*TASK STATEMENT:* Go over the entries and report the lines where the word "Shows" occurs.

*** Opening of AVAILABLE DATA ***

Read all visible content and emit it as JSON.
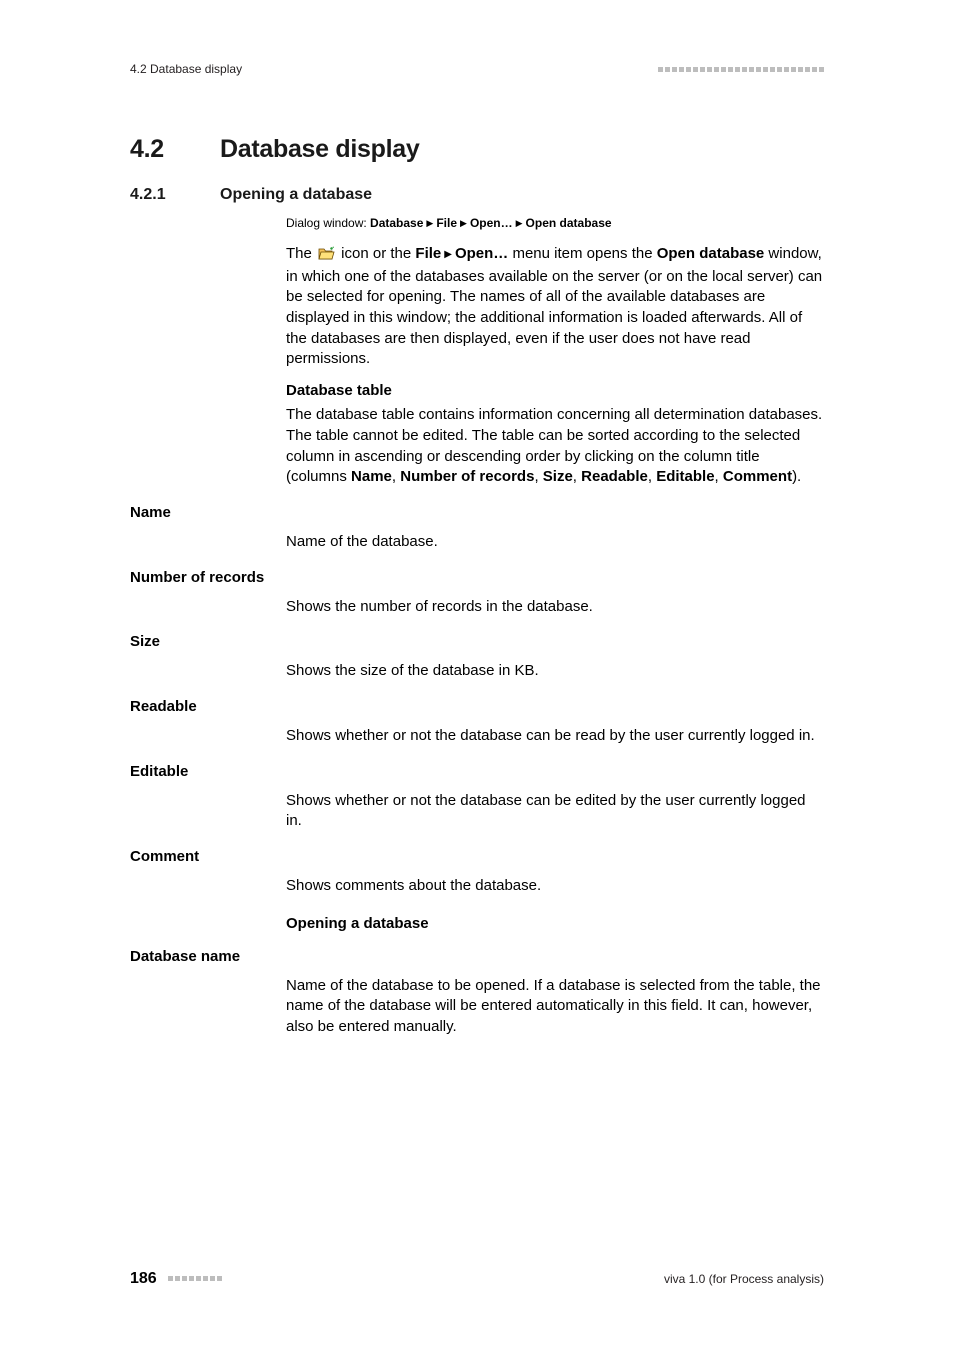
{
  "header": {
    "left": "4.2 Database display"
  },
  "section": {
    "h2_num": "4.2",
    "h2_title": "Database display",
    "h3_num": "4.2.1",
    "h3_title": "Opening a database"
  },
  "dialog_path": {
    "label": "Dialog window: ",
    "p1": "Database",
    "p2": "File",
    "p3": "Open…",
    "p4": "Open database"
  },
  "intro": {
    "t1": "The ",
    "t2": " icon or the ",
    "b1": "File",
    "b2": "Open…",
    "t3": " menu item opens the ",
    "b3": "Open database",
    "t4": " window, in which one of the databases available on the server (or on the local server) can be selected for opening. The names of all of the available databases are displayed in this window; the additional information is loaded afterwards. All of the databases are then displayed, even if the user does not have read permissions."
  },
  "db_table": {
    "head": "Database table",
    "t1": "The database table contains information concerning all determination databases. The table cannot be edited. The table can be sorted according to the selected column in ascending or descending order by clicking on the column title (columns ",
    "c1": "Name",
    "c2": "Number of records",
    "c3": "Size",
    "c4": "Readable",
    "c5": "Editable",
    "c6": "Comment",
    "t2": ")."
  },
  "fields": [
    {
      "label": "Name",
      "desc": "Name of the database."
    },
    {
      "label": "Number of records",
      "desc": "Shows the number of records in the database."
    },
    {
      "label": "Size",
      "desc": "Shows the size of the database in KB."
    },
    {
      "label": "Readable",
      "desc": "Shows whether or not the database can be read by the user currently logged in."
    },
    {
      "label": "Editable",
      "desc": "Shows whether or not the database can be edited by the user currently logged in."
    },
    {
      "label": "Comment",
      "desc": "Shows comments about the database."
    }
  ],
  "opening": {
    "head": "Opening a database"
  },
  "fields2": [
    {
      "label": "Database name",
      "desc": "Name of the database to be opened. If a database is selected from the table, the name of the database will be entered automatically in this field. It can, however, also be entered manually."
    }
  ],
  "footer": {
    "page": "186",
    "right": "viva 1.0 (for Process analysis)"
  },
  "header_dots_count": 24,
  "footer_dots_count": 8
}
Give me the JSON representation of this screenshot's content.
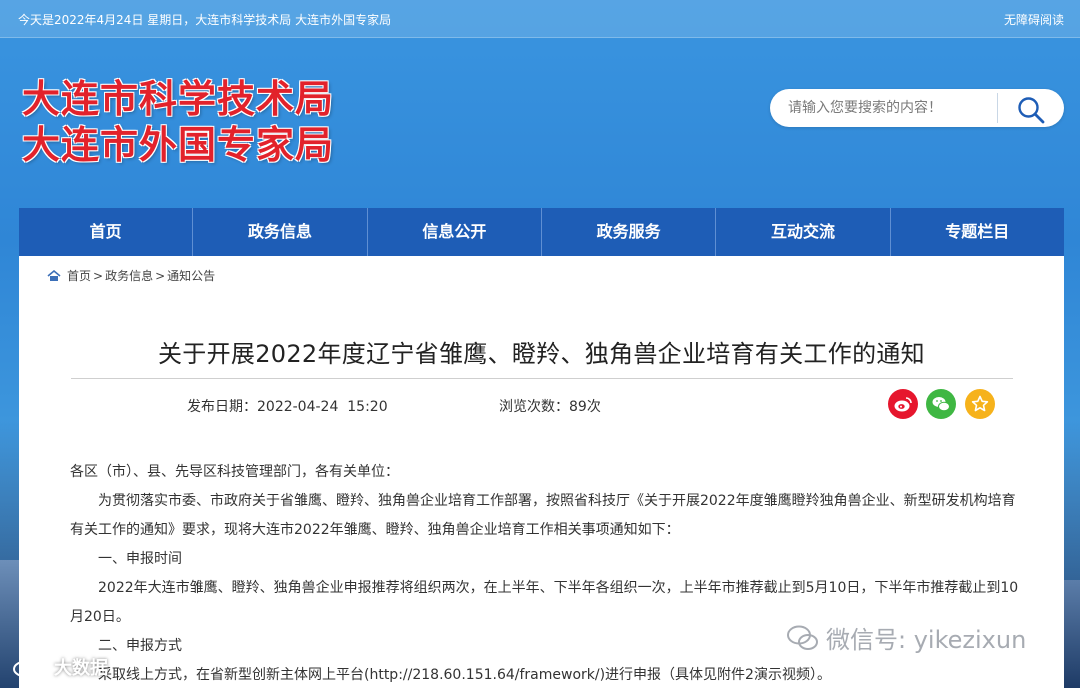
{
  "topbar": {
    "date_text": "今天是2022年4月24日 星期日，大连市科学技术局 大连市外国专家局",
    "accessibility_label": "无障碍阅读"
  },
  "header": {
    "logo_line1": "大连市科学技术局",
    "logo_line2": "大连市外国专家局",
    "search_placeholder": "请输入您要搜索的内容！",
    "search_icon": "search-icon"
  },
  "nav": {
    "items": [
      {
        "label": "首页"
      },
      {
        "label": "政务信息"
      },
      {
        "label": "信息公开"
      },
      {
        "label": "政务服务"
      },
      {
        "label": "互动交流"
      },
      {
        "label": "专题栏目"
      }
    ]
  },
  "breadcrumb": {
    "home": "首页",
    "level1": "政务信息",
    "level2": "通知公告",
    "separator": ">"
  },
  "article": {
    "title": "关于开展2022年度辽宁省雏鹰、瞪羚、独角兽企业培育有关工作的通知",
    "publish_label": "发布日期：",
    "publish_value": "2022-04-24  15:20",
    "views_label": "浏览次数：",
    "views_value": "89次",
    "paragraphs": [
      "各区（市）、县、先导区科技管理部门，各有关单位：",
      "为贯彻落实市委、市政府关于省雏鹰、瞪羚、独角兽企业培育工作部署，按照省科技厅《关于开展2022年度雏鹰瞪羚独角兽企业、新型研发机构培育有关工作的通知》要求，现将大连市2022年雏鹰、瞪羚、独角兽企业培育工作相关事项通知如下：",
      "一、申报时间",
      "2022年大连市雏鹰、瞪羚、独角兽企业申报推荐将组织两次，在上半年、下半年各组织一次，上半年市推荐截止到5月10日，下半年市推荐截止到10月20日。",
      "二、申报方式",
      "采取线上方式，在省新型创新主体网上平台(http://218.60.151.64/framework/)进行申报（具体见附件2演示视频）。"
    ]
  },
  "share": {
    "weibo_icon": "weibo-icon",
    "wechat_icon": "wechat-icon",
    "favorite_icon": "star-icon"
  },
  "watermarks": {
    "right": "微信号: yikezixun",
    "left": "大数据"
  },
  "colors": {
    "nav_bg": "#1e5db6",
    "logo_red": "#e2222b",
    "weibo": "#e6162d",
    "wechat": "#3fb743",
    "favorite": "#f6b21b"
  }
}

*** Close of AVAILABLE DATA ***

*RESPONSE:*
      "desc": "Shows the number of records in the database."
      "desc": "Shows the size of the database in KB."
      "desc": "Shows whether or not the database can be read by the user currently logged in."
      "desc": "Shows whether or not the database can be edited by the user currently logged in."
      "desc": "Shows comments about the database."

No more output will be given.